Into Their World… The Circassian of Syria

Traditional dress of the
Cicassian include long
coats and dresses.

The Cicassian of Syria were once part of a large people group who lived in the northwest Caucasus who often found themselves in war with neighbors. By the mid-1860s nearly ninety percent of the Cicassian population had been either killed or forced to flee. Of those who went to Syria, many lived in one of the five villages in the Golan Heights before being forced to withdraw further into Syria after the 1967 Arab-Israeli war. Many took up residence in the slum districts of Damascus.

And yet many Cicassian have done well economically by working in government, civil service or the military. Most are also multi-lingual, learning Arabic in school, speaking Adygey (their native language) among themselves and studying English. Cultural events are also very important in the Cicassian society. During holidays and weddings they perform folk dances and songs in their traditional dress, which includes long coats and wool hats for the men and embroidered silk dresses for the women.

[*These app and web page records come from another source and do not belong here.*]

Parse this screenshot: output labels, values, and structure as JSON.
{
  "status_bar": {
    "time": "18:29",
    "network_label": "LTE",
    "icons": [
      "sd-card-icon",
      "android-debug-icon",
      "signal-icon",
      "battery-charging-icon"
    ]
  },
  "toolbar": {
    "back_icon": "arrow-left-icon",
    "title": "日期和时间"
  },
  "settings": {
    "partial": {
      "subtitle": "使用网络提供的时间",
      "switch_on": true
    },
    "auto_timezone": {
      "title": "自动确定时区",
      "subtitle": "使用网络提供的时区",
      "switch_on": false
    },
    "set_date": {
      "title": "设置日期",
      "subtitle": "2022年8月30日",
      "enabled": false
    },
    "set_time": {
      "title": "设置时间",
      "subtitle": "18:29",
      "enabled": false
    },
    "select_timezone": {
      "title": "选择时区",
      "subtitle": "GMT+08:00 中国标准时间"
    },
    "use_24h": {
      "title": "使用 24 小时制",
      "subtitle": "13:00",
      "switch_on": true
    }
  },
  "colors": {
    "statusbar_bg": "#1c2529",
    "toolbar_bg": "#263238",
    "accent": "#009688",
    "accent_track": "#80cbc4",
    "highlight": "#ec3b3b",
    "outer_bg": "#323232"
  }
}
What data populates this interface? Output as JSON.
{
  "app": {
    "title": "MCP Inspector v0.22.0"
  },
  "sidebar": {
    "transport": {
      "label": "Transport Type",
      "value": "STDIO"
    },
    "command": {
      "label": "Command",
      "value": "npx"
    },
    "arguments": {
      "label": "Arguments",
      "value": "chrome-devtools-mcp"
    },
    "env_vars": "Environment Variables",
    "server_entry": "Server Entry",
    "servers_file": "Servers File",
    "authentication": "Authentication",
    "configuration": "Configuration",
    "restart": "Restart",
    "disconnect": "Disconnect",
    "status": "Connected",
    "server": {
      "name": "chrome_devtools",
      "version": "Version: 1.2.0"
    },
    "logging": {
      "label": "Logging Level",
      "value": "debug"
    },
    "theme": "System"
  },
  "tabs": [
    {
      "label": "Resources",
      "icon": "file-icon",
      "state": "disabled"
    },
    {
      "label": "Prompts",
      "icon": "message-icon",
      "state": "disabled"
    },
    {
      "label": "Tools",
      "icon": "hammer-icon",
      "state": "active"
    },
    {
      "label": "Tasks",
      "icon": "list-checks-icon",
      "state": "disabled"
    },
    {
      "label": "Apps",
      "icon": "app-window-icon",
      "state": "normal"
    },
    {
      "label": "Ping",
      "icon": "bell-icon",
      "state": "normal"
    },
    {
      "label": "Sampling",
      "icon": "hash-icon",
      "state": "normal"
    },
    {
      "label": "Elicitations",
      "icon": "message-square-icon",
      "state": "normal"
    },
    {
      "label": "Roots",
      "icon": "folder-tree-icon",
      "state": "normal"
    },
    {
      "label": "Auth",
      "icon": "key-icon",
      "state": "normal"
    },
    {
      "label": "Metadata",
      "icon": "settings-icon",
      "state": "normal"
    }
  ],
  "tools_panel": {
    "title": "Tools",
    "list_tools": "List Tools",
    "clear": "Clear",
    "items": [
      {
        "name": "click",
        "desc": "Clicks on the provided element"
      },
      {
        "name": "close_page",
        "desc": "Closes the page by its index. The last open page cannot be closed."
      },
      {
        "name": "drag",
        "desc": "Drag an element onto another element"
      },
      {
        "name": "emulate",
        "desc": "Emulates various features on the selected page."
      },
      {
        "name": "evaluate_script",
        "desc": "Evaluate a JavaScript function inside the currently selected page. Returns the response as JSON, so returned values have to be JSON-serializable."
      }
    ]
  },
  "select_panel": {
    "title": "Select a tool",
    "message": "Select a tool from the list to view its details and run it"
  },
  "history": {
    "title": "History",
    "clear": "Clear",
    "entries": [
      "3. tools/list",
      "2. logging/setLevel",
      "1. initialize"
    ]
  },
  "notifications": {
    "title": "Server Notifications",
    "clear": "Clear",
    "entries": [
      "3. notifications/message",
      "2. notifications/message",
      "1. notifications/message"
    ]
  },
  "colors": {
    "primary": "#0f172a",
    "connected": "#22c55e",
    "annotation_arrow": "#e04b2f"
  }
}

Historically, the Cicassian were divided into four castes: pshi (princes, who organized the wealth and external relations of the villages), warq (nobles), tifaquat’l (freemen, who were farmers or herdsmen) and pshit’l (slaves, who served the princes and nobles as servants and laborers). Today this caste system only survives as a part of their origin. Within the family structure, the wife has authority over many household matters; however, the husband has the ultimate say in cases of disagreement. Marriages are traditionally based on love and an interest from both the woman and the man. Cicassians typically marry in their early thirties.

Christianity was introduced to the Cicassian between the sixth and twelfth centuries by Byzantine missionaries; however, the Cicassian have been Sunni Muslims for the past several hundred years. The Cicassian are viewed by many Orthodox Eastern Muslims as being very liberal. Today, there is only one missions agency working among the Cicassian. Although the New Testament and the JESUS film are available in their language, there are only a very small number of believers. Pray that the light of the gospel will reach the Cicassian.

For more information on the Cicassian of Syria, visit:

(Information compiled from


(Note: The website links above are intended to provide you with more information about this people group. Some of the links are to groups that are not religious in nature but who provide information and background that may be helpful in researching this people group. The content of each of the websites linked to is the sole responsibility of the linked-to organization. Views expressed on these websites do not necessarily reflect the opinions and beliefs of the staff or writers of Lausanne World Pulse or those of the Lausanne Committee for World Evangelization, Institute of Strategic Evangelism, Evangelism and Missions Information Service or Intercultural Studies Department.)

Laurie Fortunak Nichols is editorial coordinator of Lausanne World Pulse. She also serves as editorial coordinator for the Billy Graham Center at Wheaton College and managing editor and book review editor of Evangelical Missions Quarterly (EMQ). She has edited a number of books, including the recent Extending God's Kingdom: Church Planting Yesterday, Today, Tomorrow, with A. Scott Moreau and Gary R. Corwin.